“I began investing time with high schools and community colleges,” he recalls his early introduction to philanthropy within the Foundation. “At that time, there were over 18 high schools and five community colleges in our market area teaching collision repair; today, there are only five high schools (three are on the brink of shuttering the collision program while maintaining automotive technology), and only three of the five community colleges have maintained collision repair education/curriculum.”
Lopez believes that one of the biggest challenges that schools encounter is the increasing difficulty of becoming ASE-credentialed. “It is too difficult to receive the credential because of the 389 task requirements and 1100 hours of training required to be an ASE credentialed school at the secondary or post-secondary level,” he laments. “The change that is needed is for ASE to create a credential that will allow a school to graduate a student with skills that will allow them to enter into our industry as an entry-level technician.”
He also believes that educators need to “teach what collision center owners and managers have expected from an entry-level technician since the 1996 Snap-Shot of the Collision Industry, which is that an entry-level technician can perform these top five skill sets with little or no supervision: 1) remove and replace a bolted-on part, 2) fix a small dent, 3) prep for paint, 4) final detailing and 5) plastic repair. If educators would teach students to attain and accomplish those five skill sets and have the ability to perform them with little or no supervision, the collision industry would begin to reduce the talent shortage,” Lopez insists.
Seidner’s Collision Centers is working to alleviate the talent shortage through a summer internship program that will run for three weeks and includes 36 hours of hands-on training. “These interns have agreed to share their experience with their peers when they return to school in the fall of 2023 when these eleventh graders will take on 55 ASE task lists and 360 hours of classroom and lab time until they graduate as seniors in the spring of 2025.”
It’s also vital for industry professionals to get involved with their local schools in order to “create an outcome that will allow you to see results by volunteering, taking action now and continuing to take action at a local high school or community college,” Lopez urges. “Let the local teacher know that you would like to participate in grooming and hiring entry-level technicians and stick to it because it is going to take a while…but it’s definitely worth the effort! The greatest importance is to let students, both secondary and post-secondary, know they are valued. And when we participate with them at high school or college, we reinforce what their teachers have been teaching. Seeing the faces of the students while they are learning is a very gratifying experience. I feel like I have made a personal impact in their lives. We have some collision center managers who began as entry-level technicians and are now operating multi-million-dollar collision centers.
Industry members interested in getting involved and supporting the Collision Repair Education Foundation’s efforts to assist secondary and post-secondary collision repair training programs can Contact Us to learn about the many ways to get involved. Monetary donations can be made online.
The Collision Repair Education Foundation, founded in 1991, is a not-for-profit organization dedicated to supporting collision repair educational programs, schools, and students to create qualified, entry-level employees and connect them with an array of career opportunities.

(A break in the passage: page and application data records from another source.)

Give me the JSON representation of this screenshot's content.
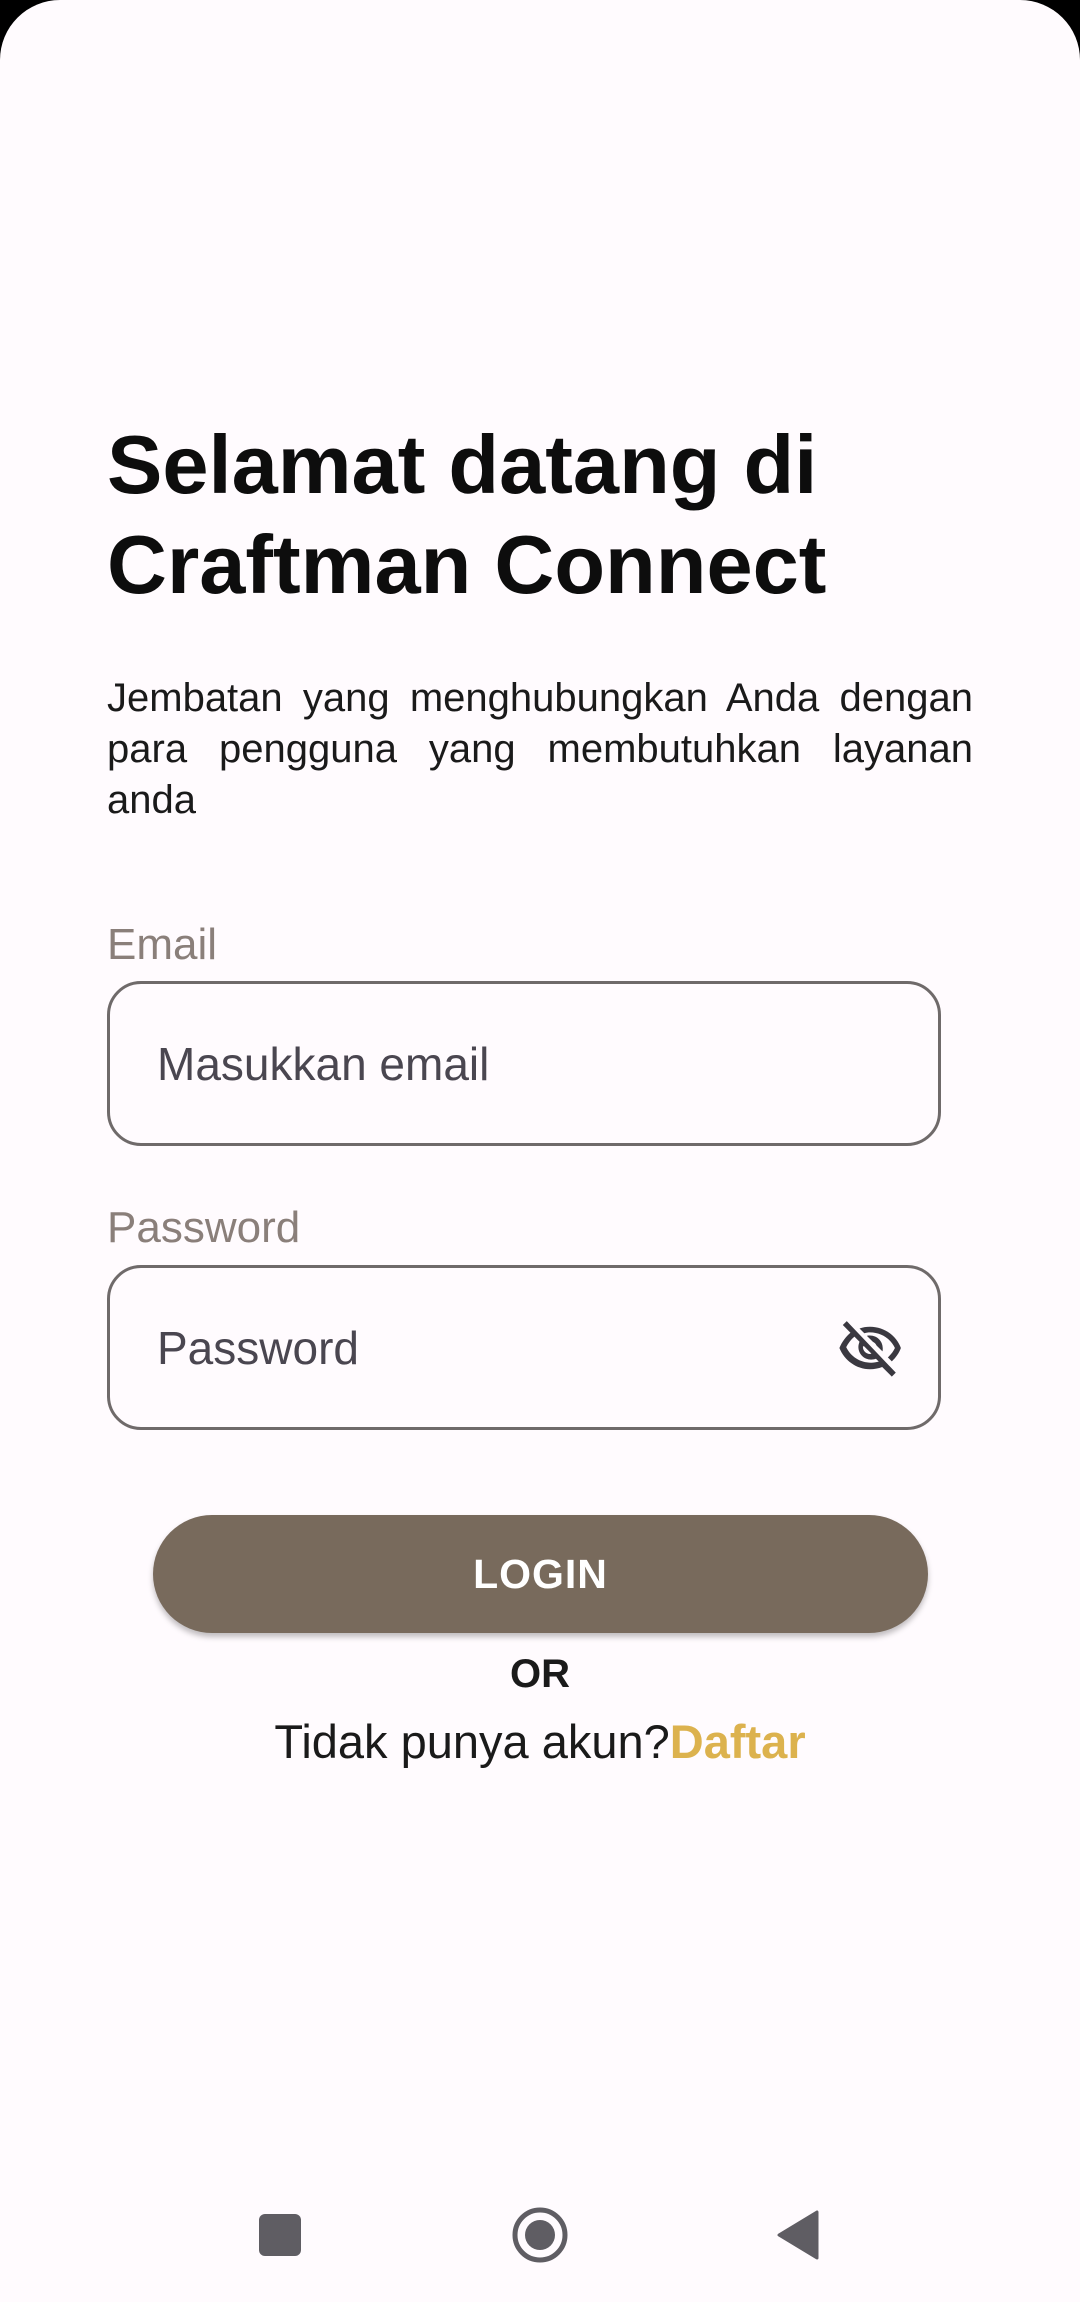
{
  "header": {
    "title_line1": "Selamat datang di",
    "title_line2": "Craftman Connect",
    "subtitle": "Jembatan yang menghubungkan Anda dengan para pengguna yang membutuhkan layanan anda"
  },
  "form": {
    "email_label": "Email",
    "email_placeholder": "Masukkan email",
    "password_label": "Password",
    "password_placeholder": "Password",
    "password_toggle_icon": "eye-off-icon",
    "login_label": "LOGIN",
    "or_label": "OR",
    "register_prompt": "Tidak punya akun?",
    "register_link": "Daftar"
  },
  "navbar": {
    "recents_icon": "recents-square-icon",
    "home_icon": "home-circle-icon",
    "back_icon": "back-triangle-icon"
  },
  "colors": {
    "background": "#fffbfe",
    "primary_button": "#786a5c",
    "link": "#dcb24e",
    "label": "#8a7f7a"
  }
}
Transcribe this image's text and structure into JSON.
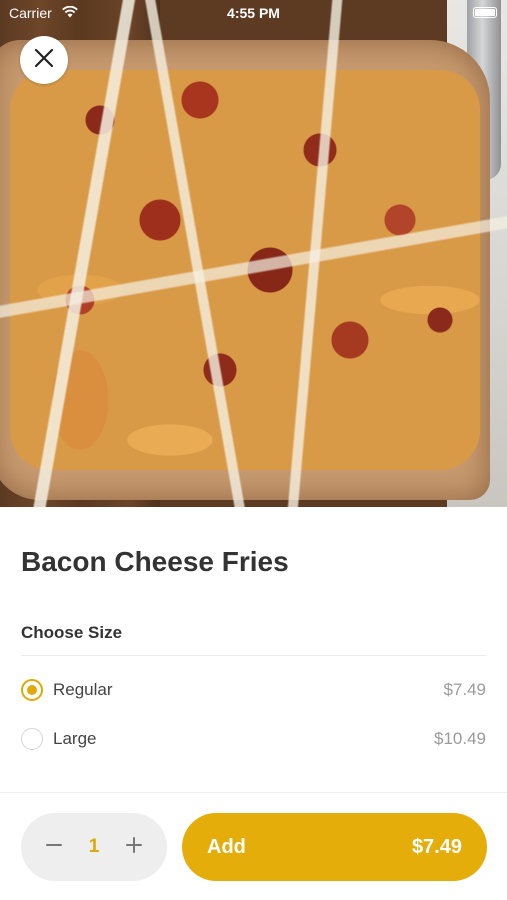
{
  "status_bar": {
    "carrier": "Carrier",
    "time": "4:55 PM"
  },
  "item": {
    "title": "Bacon Cheese Fries"
  },
  "size_section": {
    "label": "Choose Size",
    "options": [
      {
        "label": "Regular",
        "price": "$7.49",
        "selected": true
      },
      {
        "label": "Large",
        "price": "$10.49",
        "selected": false
      }
    ]
  },
  "footer": {
    "quantity": "1",
    "add_label": "Add",
    "add_price": "$7.49"
  },
  "colors": {
    "accent": "#e5ad0a",
    "text": "#333333",
    "muted": "#9b9b9b"
  },
  "icons": {
    "close": "close-icon",
    "minus": "minus-icon",
    "plus": "plus-icon",
    "wifi": "wifi-icon",
    "battery": "battery-icon"
  }
}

For information on how to donate to programs supported by the Education Foundation, visit us online at: www.CollisionEducationFoundation.org.
If you would like more information about this topic or any of CREF’s initiatives, please email firstname.lastname@example.org.